(a) Amend this sub section by inserting after “any” the word “reasonable”.
(b) Delete this sub section as it conflicts with Section 11 of the NZ BORA 1990 and insert a new subsection (b) “The Corporation must reinstate any cancelled or suspended entitlement as soon as the claimant complies with the requirements of this Act”
(c) Delete this sub section as it conflicts with Schedule 1 cl 8 and 9 of the Principal Act and insert a new sub section (c) to read: “Where weekly compensation was suspended or cancelled and subsequently reinstated, it must be back dated to the day of the suspension”.
24. Delete Clause 1A. Section 137 (2) of the Principal Act states that all decisions of ACC are subject to review “even if it considers that there is no right of review in the circumstances”. The new clause has the potential to bar access to the courts in issues relating to discretionary decisions on the provision of entitlements ACC is liable to provide and/or the level of entitlements it will provide.
Furthermore, ACC, as previously stated, cannot be trusted to provide entitlements, or the level of entitlements, it is liable to provide in accordance with the Principal Act, therefore, by legislatively restricting or denying access to the review and appeal process, bad law such as that proposed has the potential to overwhelm the High Court with applications for Judicial Reviews. Justice delayed is justice denied.
FURTHER AMENDMENTS: Schedule 1 and 2

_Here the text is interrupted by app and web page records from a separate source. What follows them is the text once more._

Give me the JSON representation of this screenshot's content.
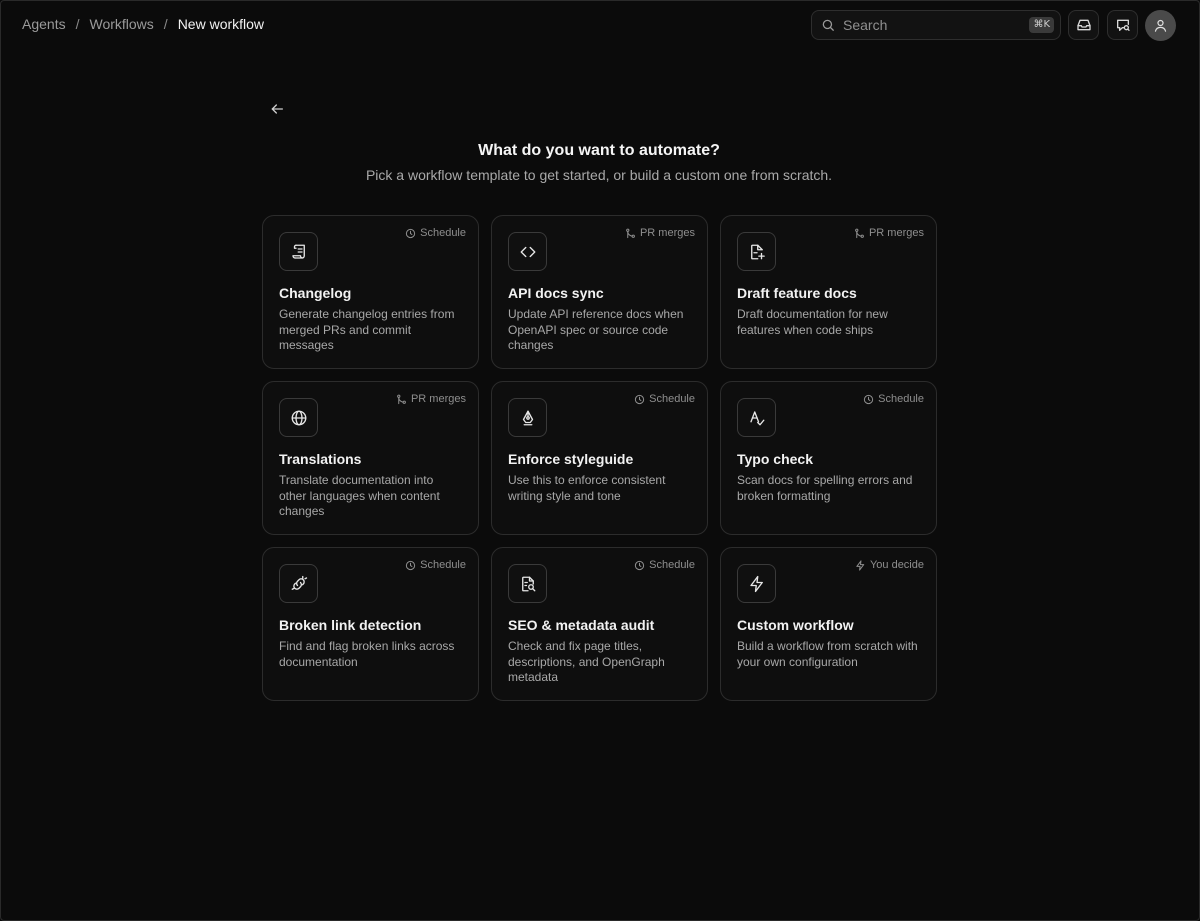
{
  "breadcrumb": {
    "items": [
      "Agents",
      "Workflows"
    ],
    "separator": "/",
    "current": "New workflow"
  },
  "search": {
    "placeholder": "Search",
    "shortcut": "⌘K"
  },
  "header": {
    "title": "What do you want to automate?",
    "subtitle": "Pick a workflow template to get started, or build a custom one from scratch."
  },
  "cards": [
    {
      "title": "Changelog",
      "description": "Generate changelog entries from merged PRs and commit messages",
      "trigger": "Schedule",
      "trigger_icon": "clock-icon",
      "icon": "scroll-icon"
    },
    {
      "title": "API docs sync",
      "description": "Update API reference docs when OpenAPI spec or source code changes",
      "trigger": "PR merges",
      "trigger_icon": "git-merge-icon",
      "icon": "code-icon"
    },
    {
      "title": "Draft feature docs",
      "description": "Draft documentation for new features when code ships",
      "trigger": "PR merges",
      "trigger_icon": "git-merge-icon",
      "icon": "file-plus-icon"
    },
    {
      "title": "Translations",
      "description": "Translate documentation into other languages when content changes",
      "trigger": "PR merges",
      "trigger_icon": "git-merge-icon",
      "icon": "globe-icon"
    },
    {
      "title": "Enforce styleguide",
      "description": "Use this to enforce consistent writing style and tone",
      "trigger": "Schedule",
      "trigger_icon": "clock-icon",
      "icon": "pen-nib-icon"
    },
    {
      "title": "Typo check",
      "description": "Scan docs for spelling errors and broken formatting",
      "trigger": "Schedule",
      "trigger_icon": "clock-icon",
      "icon": "spell-check-icon"
    },
    {
      "title": "Broken link detection",
      "description": "Find and flag broken links across documentation",
      "trigger": "Schedule",
      "trigger_icon": "clock-icon",
      "icon": "broken-link-icon"
    },
    {
      "title": "SEO & metadata audit",
      "description": "Check and fix page titles, descriptions, and OpenGraph metadata",
      "trigger": "Schedule",
      "trigger_icon": "clock-icon",
      "icon": "file-search-icon"
    },
    {
      "title": "Custom workflow",
      "description": "Build a workflow from scratch with your own configuration",
      "trigger": "You decide",
      "trigger_icon": "bolt-icon",
      "icon": "bolt-icon"
    }
  ],
  "colors": {
    "background": "#0b0b0b",
    "card_border": "#2c2c2c",
    "text_primary": "#f2f2f2",
    "text_secondary": "#a8a8a8"
  }
}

Scattered throughout the Schedule 1 and 2 amendments are the following:
Omit the words “is not liable to” and insert the words “is not required to”
Omit “not liable to” insert “not required to”
Omit “is not liable to” insert “must not”
Most of these amendments appear innocuous at first glance and it is conceded that mostly they are operational changes of insignificant import. However, leading the Schedule 2 amendments is an amendment to repeal Section 87 (2) of the Principal Act (Clause 20B) and substitute a new ss (2) that entirely changes the character of vocational rehabilitation that ACC is liable to provide. It introduces for the first time a finite term on the length of time that ACC is liable to provide vocational rehabilitation.
As a consequence of their personal injuries by accident, there are many seriously injured claimants with levels of physical and/or mental disabilities and associated restrictions ranging from moderate to severe. Imposing a finite term of rehabilitation removes the authority to exercise discretion in circumstances where claimants may require extra time to complete education or training courses.
The effects on parents notwithstanding, it is likely that among those most affected by restricting vocational rehabilitation will be seriously injured children/teenagers with consequential learning and mobility difficulties. It is for this reason alone that the proposed amendment must be deleted and the Principal Act remains unchanged.
The Amendment Bill No. 3 has the hallmarks of a hastily thrown together piece of legislation, riddled with errors and draconian changes to a Principal Act. The perception is that ACC is endeavouring to increase its already significant powers and at the same time extinguish claimants’ rights to redress. The uncomplicated legal principle of “where there is a right there is a remedy” must be preserved. There is no alternative, the Bill is bad law and ought to be returned to its source and rewritten to comply with existing Human Rights legislation and the NZBOR Act.
In short, the major issues are to restore equity to the scheme and curb the excesses of the Corporation. The Woodhouse Principles and the social contract entered into by the Government with the people of New Zealand in the original accident compensation scheme remain embodied in Section 3 of the current legislation. ACC’s and successive governments’ scant regard for the law, the principles and the social contract have reduced those most desirable principles to nothing more than a pious aspiration. The Select Committee ought to recommend to Parliament that it take judicial notice of Section 3 of the Principal Act in deciding whether or not to enact this amendment.
Signed:…………………………………………. Date: ……/……/…………..
Acclaim Canterbury Inc.